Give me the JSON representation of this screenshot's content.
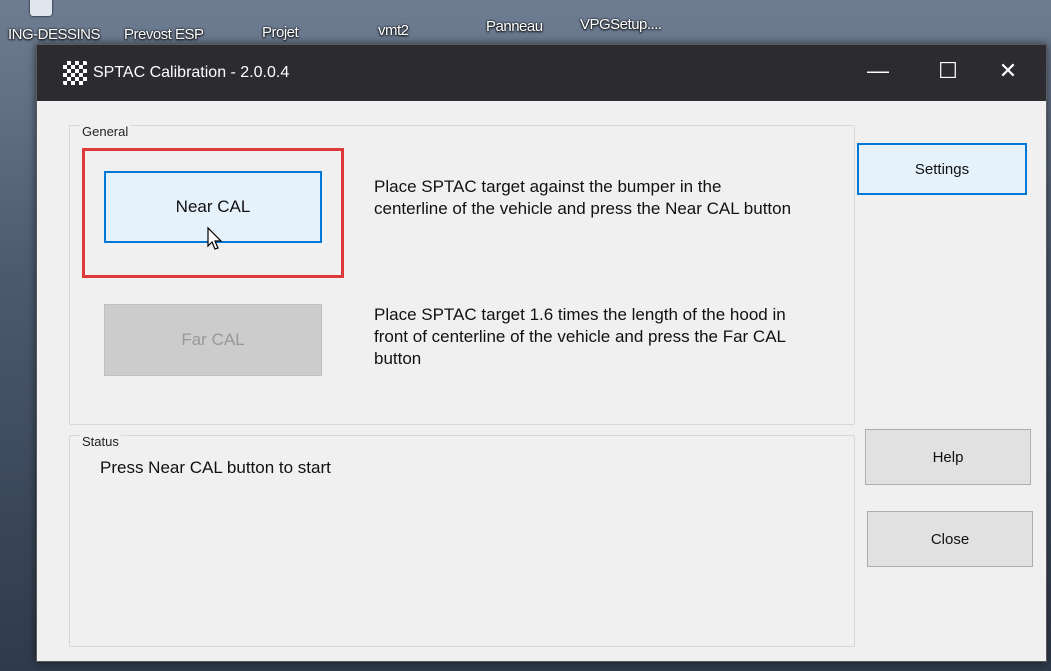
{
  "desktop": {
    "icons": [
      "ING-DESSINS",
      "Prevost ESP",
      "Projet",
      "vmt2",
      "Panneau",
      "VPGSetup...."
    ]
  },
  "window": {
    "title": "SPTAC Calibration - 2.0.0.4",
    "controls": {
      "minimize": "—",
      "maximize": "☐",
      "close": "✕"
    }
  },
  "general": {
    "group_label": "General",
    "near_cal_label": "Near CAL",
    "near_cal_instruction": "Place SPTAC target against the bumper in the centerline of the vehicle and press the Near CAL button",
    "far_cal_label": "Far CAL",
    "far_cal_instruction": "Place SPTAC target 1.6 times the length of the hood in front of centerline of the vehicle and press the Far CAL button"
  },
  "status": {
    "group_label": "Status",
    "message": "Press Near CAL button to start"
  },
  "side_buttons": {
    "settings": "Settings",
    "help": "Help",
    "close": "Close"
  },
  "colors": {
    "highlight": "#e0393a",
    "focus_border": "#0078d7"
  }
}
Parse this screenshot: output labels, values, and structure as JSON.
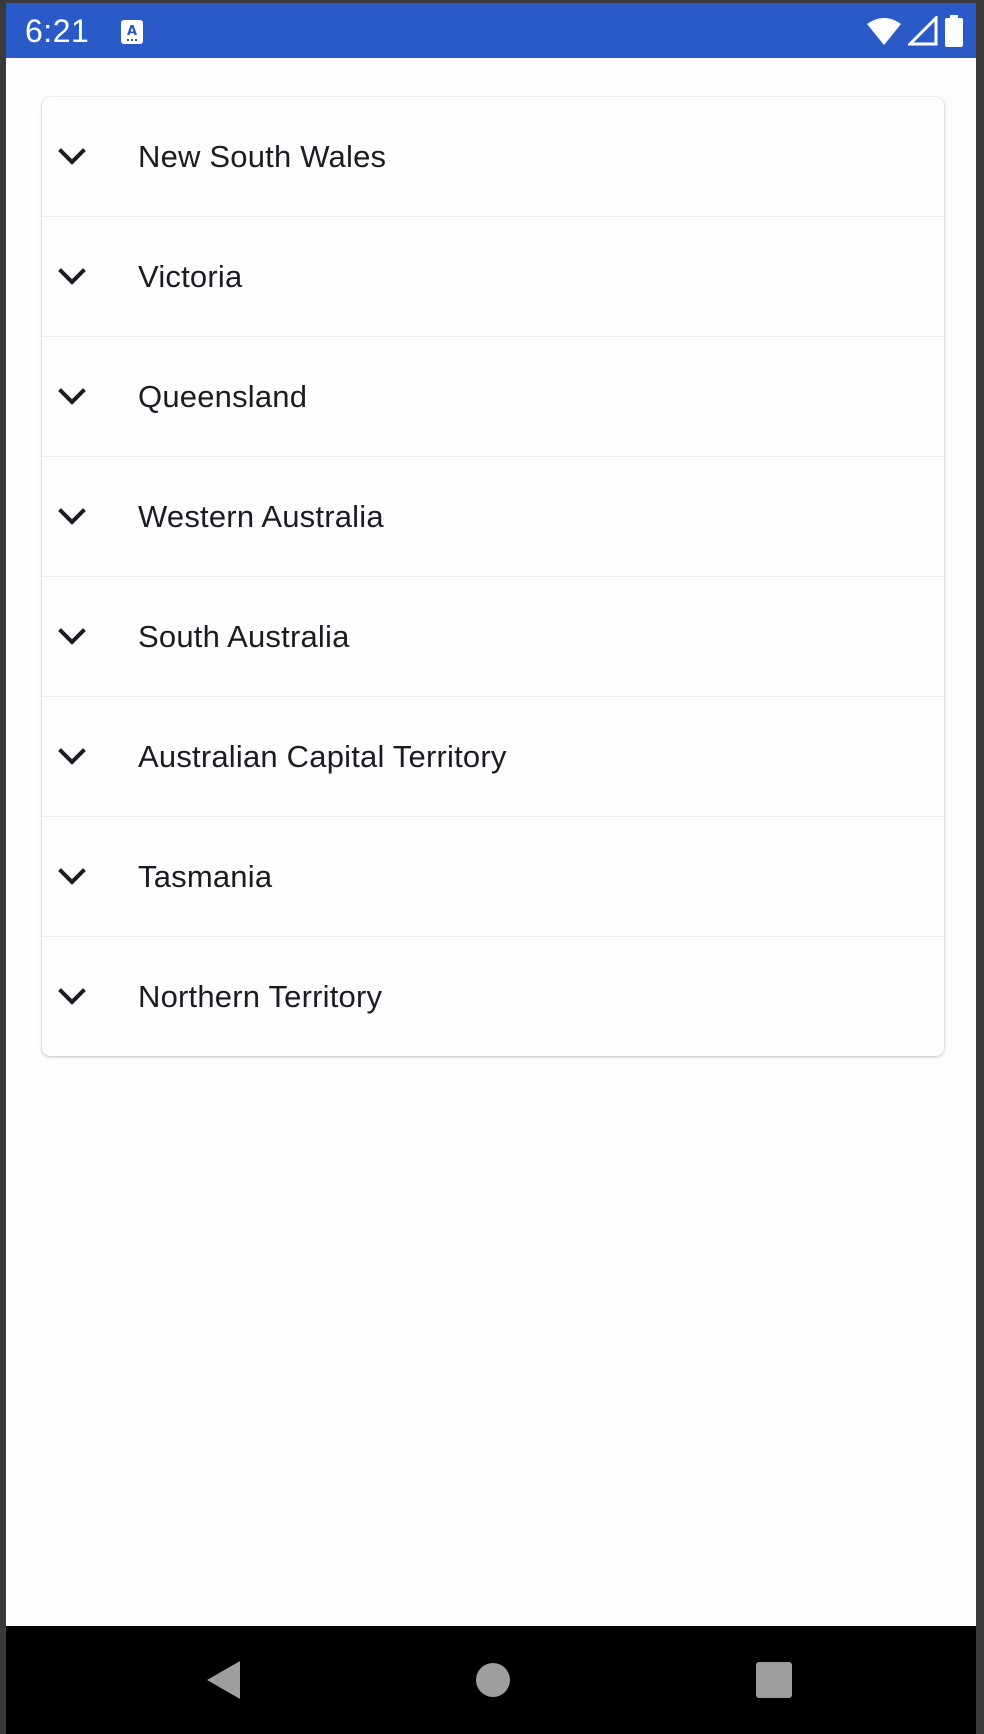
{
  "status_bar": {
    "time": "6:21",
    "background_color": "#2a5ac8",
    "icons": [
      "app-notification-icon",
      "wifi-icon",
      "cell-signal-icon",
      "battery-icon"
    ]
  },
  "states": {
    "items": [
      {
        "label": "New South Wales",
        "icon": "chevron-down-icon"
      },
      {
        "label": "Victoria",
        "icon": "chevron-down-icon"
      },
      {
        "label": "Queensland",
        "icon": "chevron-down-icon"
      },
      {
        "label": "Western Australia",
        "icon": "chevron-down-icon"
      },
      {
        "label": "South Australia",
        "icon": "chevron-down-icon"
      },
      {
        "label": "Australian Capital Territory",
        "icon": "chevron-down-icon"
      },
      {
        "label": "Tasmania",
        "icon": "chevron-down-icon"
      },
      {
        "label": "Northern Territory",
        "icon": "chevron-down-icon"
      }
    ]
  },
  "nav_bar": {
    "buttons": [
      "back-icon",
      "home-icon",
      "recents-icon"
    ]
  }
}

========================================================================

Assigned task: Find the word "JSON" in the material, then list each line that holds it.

Result of this task:
Give me the JSON representation of this screenshot's content.
Parse this screenshot: output labels, values, and structure as JSON.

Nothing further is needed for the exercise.